Tesla Energy is marketing its second solar-panel loan and lease securitization in just over a month, according to a presale report from Kroll Bond Rating Agency.
Tesla (formerly SolarCity) is planning a $130.9 million bond sale backed by the receivables from power-purchase agreements (PPA) and leases to homeowners who installed photovoltaic solar-panel energy systems since early last year.
The contracts in the deal are almost entirely made up of PPAs (96.7% of the pool), unlike Tesla’s 2017-1 transaction launched in October that was nearly evenly split between loans and leases.
The TES 2017-2 transaction involves two classes of notes: a $99 million Class A series with a preliminary A- from Kroll; and a $31.9 million Class B tranche with a BB rating.
The Class A note notes benefit from a 23% overcollateralization (the underlying agreements and leases have an aggregate balance of $170.1 million), along with 18.8% subordination of the B notes; liquidity and inverter replacement reserve accounts (amounts to be determined), and excess cash flow (undisclosed in the presale report published Monday).
The transaction has a “full turbo” feature in which excess cash will be directed at principal payments of both classes.
The deal is backed by 11,988 PPAs and 458 lease agreements across 18 states, with balances ranging from $1,431 to $61,674. The loans are underwritten to prime borrowers with an average score of 745, on contracts averaging 20 years (240 months).
The weighted average seasoning of the contracts is eight months. The notes are collateralized by payments from master-lease agreements with two lessee organizations owned jointly by Tesla (a 5% share) and Citibank.
Tesla took over SolarCity in a controversial $2.6 billion acquisition last year critics saw as a bailout of a struggling, over-leveraged company co-founded by Tesla chief executive Elon Musk's two cousins (Tesla was previously the top shareholder in SolarCity).
The addition of SolarCity expanded Tesla into sustainable power generation to integrate with its power storage and transportation divisions.
All of the loans in Tesla Energy's new securitizations are third-party originations; last year, Tesla/SolarCity dropped the underwriting of loans through SolarCity's now-defunct MyPower loan product.

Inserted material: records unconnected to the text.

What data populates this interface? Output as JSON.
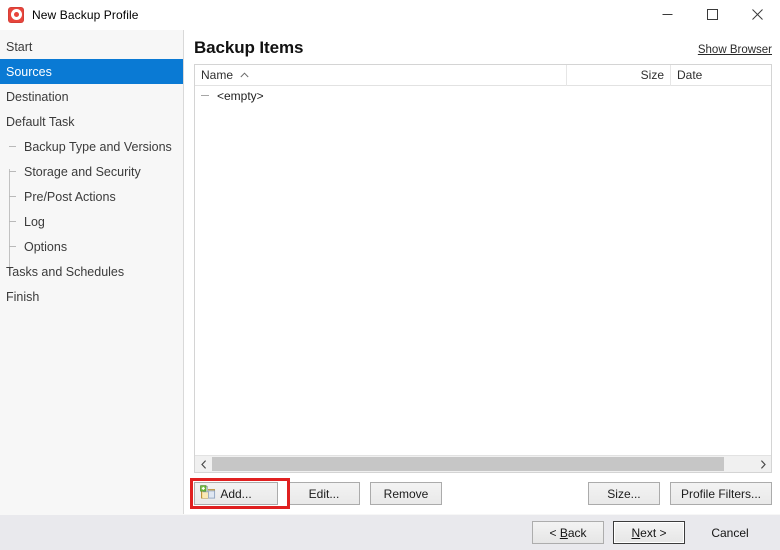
{
  "window": {
    "title": "New Backup Profile",
    "icon": "app-target-icon",
    "controls": {
      "minimize": "minimize-icon",
      "maximize": "maximize-icon",
      "close": "close-icon"
    }
  },
  "sidebar": {
    "items": [
      {
        "label": "Start",
        "level": 0,
        "selected": false
      },
      {
        "label": "Sources",
        "level": 0,
        "selected": true
      },
      {
        "label": "Destination",
        "level": 0,
        "selected": false
      },
      {
        "label": "Default Task",
        "level": 0,
        "selected": false
      },
      {
        "label": "Backup Type and Versions",
        "level": 1,
        "selected": false
      },
      {
        "label": "Storage and Security",
        "level": 1,
        "selected": false
      },
      {
        "label": "Pre/Post Actions",
        "level": 1,
        "selected": false
      },
      {
        "label": "Log",
        "level": 1,
        "selected": false
      },
      {
        "label": "Options",
        "level": 1,
        "selected": false
      },
      {
        "label": "Tasks and Schedules",
        "level": 0,
        "selected": false
      },
      {
        "label": "Finish",
        "level": 0,
        "selected": false
      }
    ],
    "selected_color": "#0a7ad4"
  },
  "main": {
    "title": "Backup Items",
    "show_browser_link": "Show Browser",
    "list": {
      "columns": {
        "name": "Name",
        "size": "Size",
        "date": "Date"
      },
      "sort_column": "Name",
      "sort_direction": "ascending",
      "rows": [
        {
          "name": "<empty>",
          "size": "",
          "date": ""
        }
      ]
    },
    "scrollbar": {
      "left_arrow": "chevron-left-icon",
      "right_arrow": "chevron-right-icon"
    }
  },
  "toolbar": {
    "add_label": "Add...",
    "edit_label": "Edit...",
    "remove_label": "Remove",
    "size_label": "Size...",
    "profile_filters_label": "Profile Filters...",
    "highlighted_button": "Add...",
    "highlight_color": "#e02020"
  },
  "footer": {
    "back_label": "< Back",
    "back_accel": "B",
    "next_label": "Next >",
    "next_accel": "N",
    "cancel_label": "Cancel",
    "focused_button": "Next >"
  }
}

As of June 30, Tesla Energy had installed more than 360,000 solar energy systems across the country, representing 3.1 gigawatts of installed capacity, according to KBRA.